But ponder what happened in 1982, when Senate President Vesta Roy was sworn in as acting governor after the death of Hugh Gallen. These two individuals were of different parties, and that could be problematic. However, Gallen had just been defeated in a reelection bid, having lost the office to John Sununu. But assume Gallen had won that election before passing away. The people would have elected a Democrat, but then a Republican would have taken over. And that presents major problems.

To have a Senate President of one party replace a governor of another party creates many issues. Does the new governor continue to serve as Senate President? How could he or she simultaneously lead both the legislative and executive branches? That’s a serious separation of powers question—a constitutional issue that really demands attention.

Sens. Morse, Hough, and Roy did not resign their Senate seats when sworn in as acting governors. But their tenures of office as chief executive were all very limited and created no short-term issues.
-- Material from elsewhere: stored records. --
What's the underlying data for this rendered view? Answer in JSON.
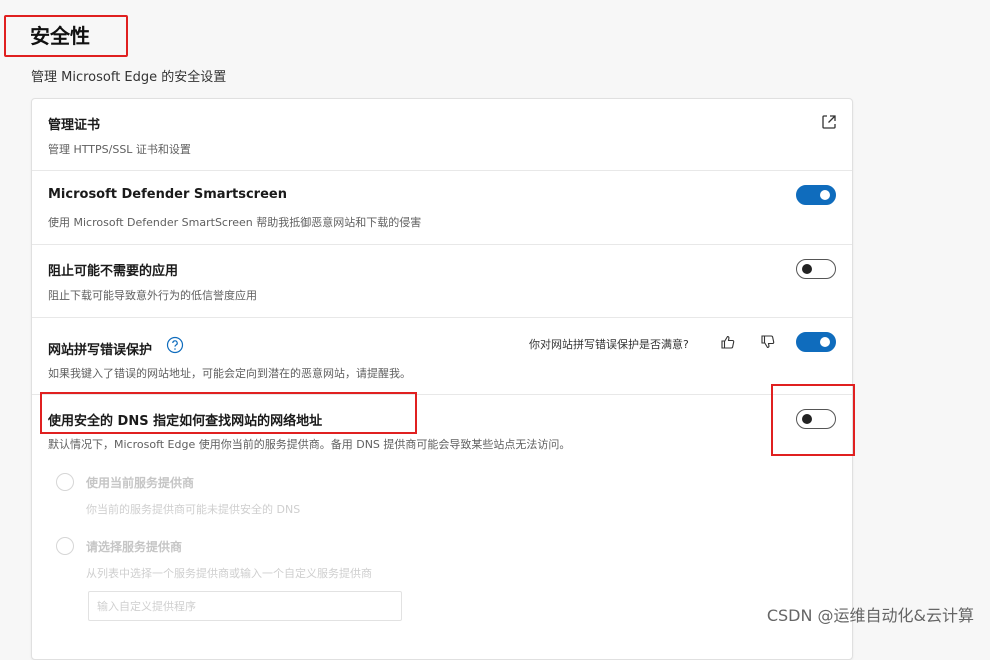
{
  "header": {
    "title": "安全性",
    "subtitle": "管理 Microsoft Edge 的安全设置"
  },
  "settings": {
    "certificates": {
      "title": "管理证书",
      "desc": "管理 HTTPS/SSL 证书和设置",
      "icon": "external-link-icon"
    },
    "smartscreen": {
      "title": "Microsoft Defender Smartscreen",
      "desc": "使用 Microsoft Defender SmartScreen 帮助我抵御恶意网站和下载的侵害",
      "enabled": true
    },
    "block_pua": {
      "title": "阻止可能不需要的应用",
      "desc": "阻止下载可能导致意外行为的低信誉度应用",
      "enabled": false
    },
    "typo_protection": {
      "title": "网站拼写错误保护",
      "desc": "如果我键入了错误的网站地址，可能会定向到潜在的恶意网站，请提醒我。",
      "feedback_question": "你对网站拼写错误保护是否满意?",
      "enabled": true
    },
    "secure_dns": {
      "title": "使用安全的 DNS 指定如何查找网站的网络地址",
      "desc": "默认情况下，Microsoft Edge 使用你当前的服务提供商。备用 DNS 提供商可能会导致某些站点无法访问。",
      "enabled": false,
      "options": [
        {
          "title": "使用当前服务提供商",
          "desc": "你当前的服务提供商可能未提供安全的 DNS"
        },
        {
          "title": "请选择服务提供商",
          "desc": "从列表中选择一个服务提供商或输入一个自定义服务提供商"
        }
      ],
      "custom_placeholder": "输入自定义提供程序"
    }
  },
  "watermark": "CSDN @运维自动化&云计算",
  "colors": {
    "accent": "#0f6cbd",
    "highlight_box": "#e02020"
  }
}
But what if a Senate president needed to serve several months as chief executive? You conceivably could have someone who sponsored a bill in the legislative branch and then later sign the same bill into law as chief executive. Or perhaps vetoing a bill they’d earlier voted against as a legislator.

It utterly goes against Civics 101 and the separation of powers. And New Hampshire is just about the only state in this situation.

Ponder what would have happened had if, God forbid, Republican Gov. Chris Sununu been struck by lightning in 2019. Democrat Senate President Donna Soucy would have become governor to finish out his term. Would she have maintained Sununu’s existing staff, or replaced its members? What would have happened about running the Senate? Could she serve simultaneously in the legislative and executive branches? That’s what Sens, Roy, Hough, and Morse did. They did not resign their senate seats before being sworn in as acting governors. But even if the Senate president removed himself or herself from the senate, they’d retain influence and relationships with senate colleagues that could be untoward.

Further, in 2019 the Democrats had both U.S. Senate seats, both congressional seats, the state Senate, the state House, and the Executive Council. Taking over the governor’s corner office would have given them total governmental control in a very purple state. A similar but opposite dynamic existed earlier when the Republicans controlled most of the government under Democrat Gov. Gallen.

New Hampshire is one of only two states with governors who serve two-year terms, so that mitigates the problem somewhat. But action is still needed. Perhaps if a senate president was elevated to the governor, they would resign their senate seat? But that would disenfranchise around 5 percent of New Hampshire citizens. And what if they didn’t want to resign their seat?

And that action involves amending our constitution to create a lieutenant governor position.

We should do it the New Hampshire way. We should have a citizen lieutenant governor, the way we have citizen legislators. CACR1 calls for the lieutenant governor to receive the same salary as that of the Senate President, which is $125 a year. So, this could be a wonderful example of improving government in the best way—essentially doubling our gubernatorial manpower at virtually no cost. Two governors for the price of one? That’s efficient government. That’s the New Hampshire way.